Exercise aim: Output the whole listing exactly, with no pictures.
Content starts
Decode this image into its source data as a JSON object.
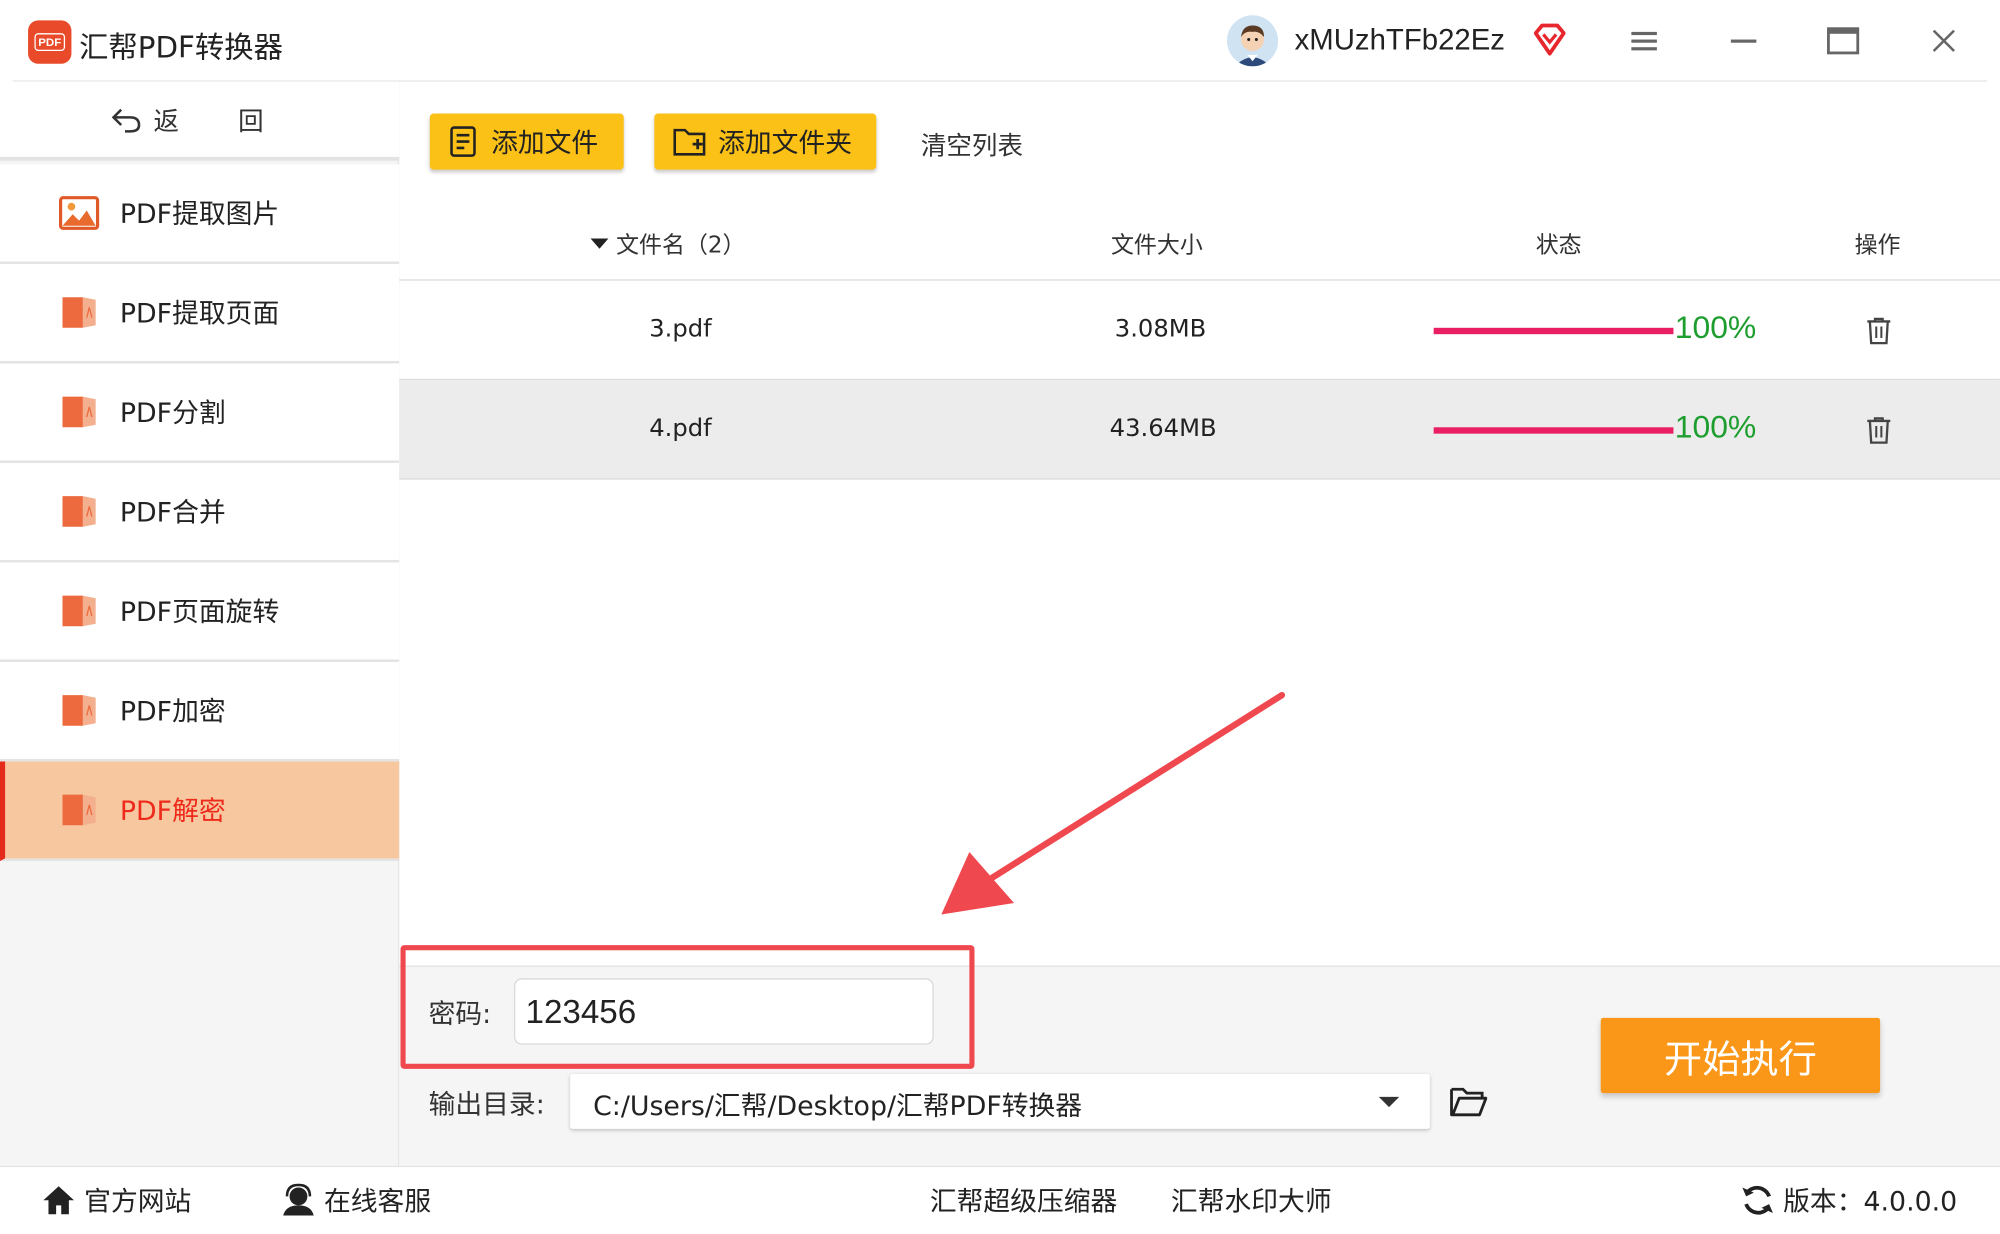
{
  "app": {
    "title": "汇帮PDF转换器",
    "logo_text": "PDF",
    "user_name": "xMUzhTFb22Ez"
  },
  "sidebar": {
    "back_label": "返 回",
    "items": [
      {
        "label": "PDF提取图片",
        "icon": "image-icon"
      },
      {
        "label": "PDF提取页面",
        "icon": "pdf-file-icon"
      },
      {
        "label": "PDF分割",
        "icon": "pdf-file-icon"
      },
      {
        "label": "PDF合并",
        "icon": "pdf-file-icon"
      },
      {
        "label": "PDF页面旋转",
        "icon": "pdf-file-icon"
      },
      {
        "label": "PDF加密",
        "icon": "pdf-file-icon"
      },
      {
        "label": "PDF解密",
        "icon": "pdf-file-icon",
        "active": true
      }
    ]
  },
  "toolbar": {
    "add_file": "添加文件",
    "add_folder": "添加文件夹",
    "clear_list": "清空列表"
  },
  "table": {
    "headers": {
      "name": "文件名（2）",
      "size": "文件大小",
      "status": "状态",
      "action": "操作"
    },
    "rows": [
      {
        "name": "3.pdf",
        "size": "3.08MB",
        "progress": "100%"
      },
      {
        "name": "4.pdf",
        "size": "43.64MB",
        "progress": "100%"
      }
    ]
  },
  "settings": {
    "password_label": "密码:",
    "password_value": "123456",
    "output_label": "输出目录:",
    "output_path": "C:/Users/汇帮/Desktop/汇帮PDF转换器",
    "start_button": "开始执行"
  },
  "footer": {
    "website": "官方网站",
    "support": "在线客服",
    "compressor": "汇帮超级压缩器",
    "watermark": "汇帮水印大师",
    "version": "版本：4.0.0.0"
  },
  "colors": {
    "accent_yellow": "#fcc116",
    "start_orange": "#fb9718",
    "active_bg": "#f7c7a0",
    "active_text": "#ee2b1b",
    "progress_bar": "#e91e63",
    "progress_text": "#1e9e2e",
    "highlight_red": "#f0484f"
  }
}
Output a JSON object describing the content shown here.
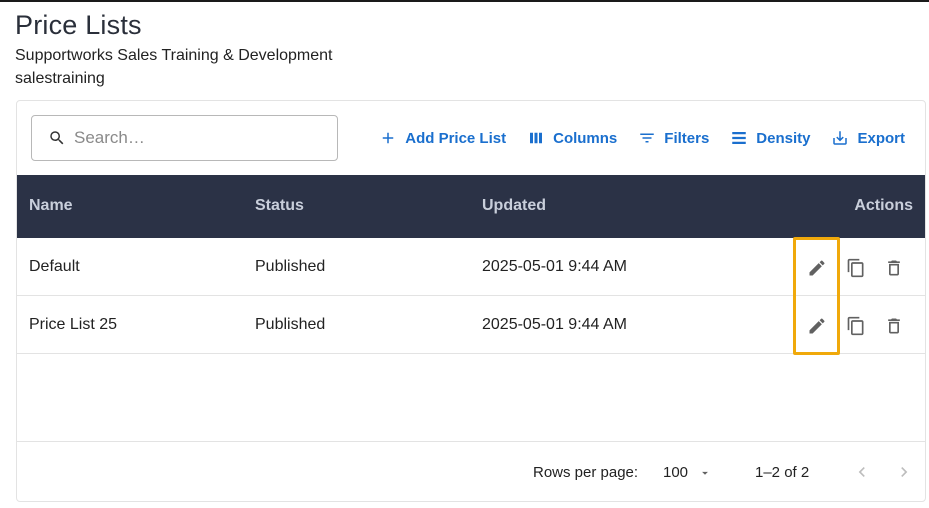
{
  "header": {
    "title": "Price Lists",
    "subtitle": "Supportworks Sales Training & Development",
    "account": "salestraining"
  },
  "search": {
    "placeholder": "Search…",
    "value": ""
  },
  "toolbar": {
    "add_label": "Add Price List",
    "columns_label": "Columns",
    "filters_label": "Filters",
    "density_label": "Density",
    "export_label": "Export"
  },
  "table": {
    "columns": [
      "Name",
      "Status",
      "Updated",
      "Actions"
    ],
    "rows": [
      {
        "name": "Default",
        "status": "Published",
        "updated": "2025-05-01 9:44 AM"
      },
      {
        "name": "Price List 25",
        "status": "Published",
        "updated": "2025-05-01 9:44 AM"
      }
    ]
  },
  "pagination": {
    "rows_per_page_label": "Rows per page:",
    "rows_per_page": "100",
    "range": "1–2 of 2"
  },
  "colors": {
    "accent": "#1a6fce",
    "header_bg": "#2b3246",
    "highlight": "#f0a90b"
  },
  "icons": [
    "search-icon",
    "plus-icon",
    "columns-icon",
    "filter-icon",
    "density-icon",
    "export-icon",
    "edit-icon",
    "copy-icon",
    "delete-icon",
    "chevron-down-icon",
    "chevron-left-icon",
    "chevron-right-icon"
  ]
}
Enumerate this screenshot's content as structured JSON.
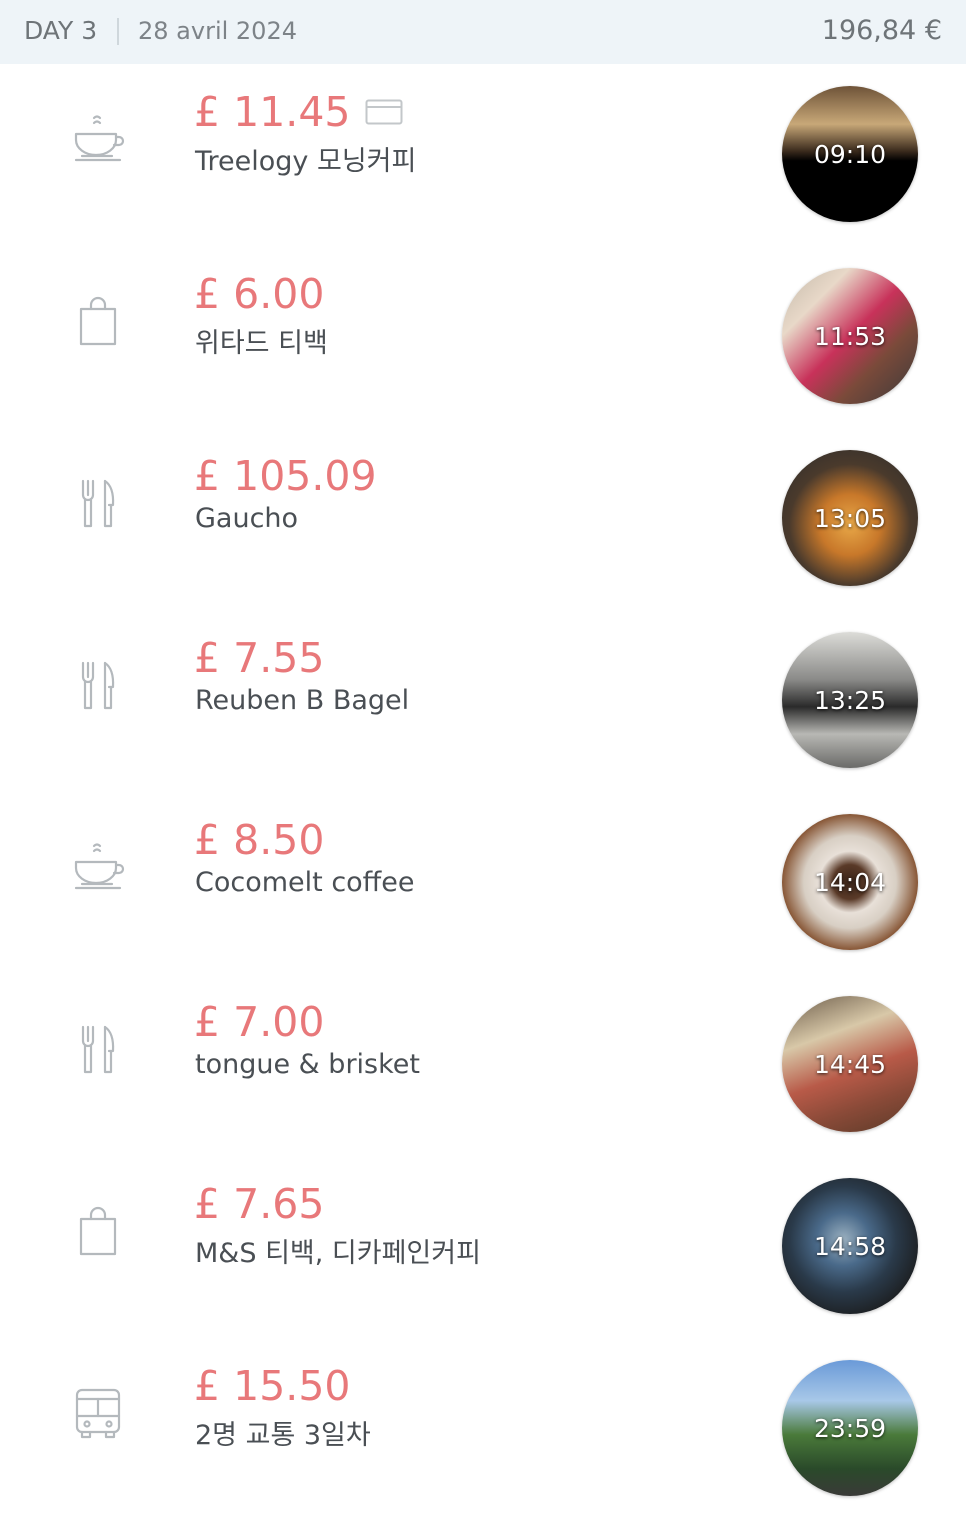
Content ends
Expected output:
Decode this image into its source data as a JSON object.
{
  "app": {
    "title": "汇帮PDF转换器",
    "logo_text": "PDF",
    "user_name": "xMUzhTFb22Ez"
  },
  "sidebar": {
    "back_label": "返 回",
    "items": [
      {
        "label": "PDF提取图片",
        "icon": "image-icon"
      },
      {
        "label": "PDF提取页面",
        "icon": "pdf-file-icon"
      },
      {
        "label": "PDF分割",
        "icon": "pdf-file-icon"
      },
      {
        "label": "PDF合并",
        "icon": "pdf-file-icon"
      },
      {
        "label": "PDF页面旋转",
        "icon": "pdf-file-icon"
      },
      {
        "label": "PDF加密",
        "icon": "pdf-file-icon"
      },
      {
        "label": "PDF解密",
        "icon": "pdf-file-icon",
        "active": true
      }
    ]
  },
  "toolbar": {
    "add_file": "添加文件",
    "add_folder": "添加文件夹",
    "clear_list": "清空列表"
  },
  "table": {
    "headers": {
      "name": "文件名（2）",
      "size": "文件大小",
      "status": "状态",
      "action": "操作"
    },
    "rows": [
      {
        "name": "3.pdf",
        "size": "3.08MB",
        "progress": "100%"
      },
      {
        "name": "4.pdf",
        "size": "43.64MB",
        "progress": "100%"
      }
    ]
  },
  "settings": {
    "password_label": "密码:",
    "password_value": "123456",
    "output_label": "输出目录:",
    "output_path": "C:/Users/汇帮/Desktop/汇帮PDF转换器",
    "start_button": "开始执行"
  },
  "footer": {
    "website": "官方网站",
    "support": "在线客服",
    "compressor": "汇帮超级压缩器",
    "watermark": "汇帮水印大师",
    "version": "版本：4.0.0.0"
  },
  "colors": {
    "accent_yellow": "#fcc116",
    "start_orange": "#fb9718",
    "active_bg": "#f7c7a0",
    "active_text": "#ee2b1b",
    "progress_bar": "#e91e63",
    "progress_text": "#1e9e2e",
    "highlight_red": "#f0484f"
  }
}
Output a JSON object describing the content shown here.
{
  "header": {
    "title": "Price Lists",
    "subtitle": "Supportworks Sales Training & Development",
    "account": "salestraining"
  },
  "search": {
    "placeholder": "Search…",
    "value": ""
  },
  "toolbar": {
    "add_label": "Add Price List",
    "columns_label": "Columns",
    "filters_label": "Filters",
    "density_label": "Density",
    "export_label": "Export"
  },
  "table": {
    "columns": [
      "Name",
      "Status",
      "Updated",
      "Actions"
    ],
    "rows": [
      {
        "name": "Default",
        "status": "Published",
        "updated": "2025-05-01 9:44 AM"
      },
      {
        "name": "Price List 25",
        "status": "Published",
        "updated": "2025-05-01 9:44 AM"
      }
    ]
  },
  "pagination": {
    "rows_per_page_label": "Rows per page:",
    "rows_per_page": "100",
    "range": "1–2 of 2"
  },
  "colors": {
    "accent": "#1a6fce",
    "header_bg": "#2b3246",
    "highlight": "#f0a90b"
  },
  "icons": [
    "search-icon",
    "plus-icon",
    "columns-icon",
    "filter-icon",
    "density-icon",
    "export-icon",
    "edit-icon",
    "copy-icon",
    "delete-icon",
    "chevron-down-icon",
    "chevron-left-icon",
    "chevron-right-icon"
  ]
}
Enumerate this screenshot's content as structured JSON.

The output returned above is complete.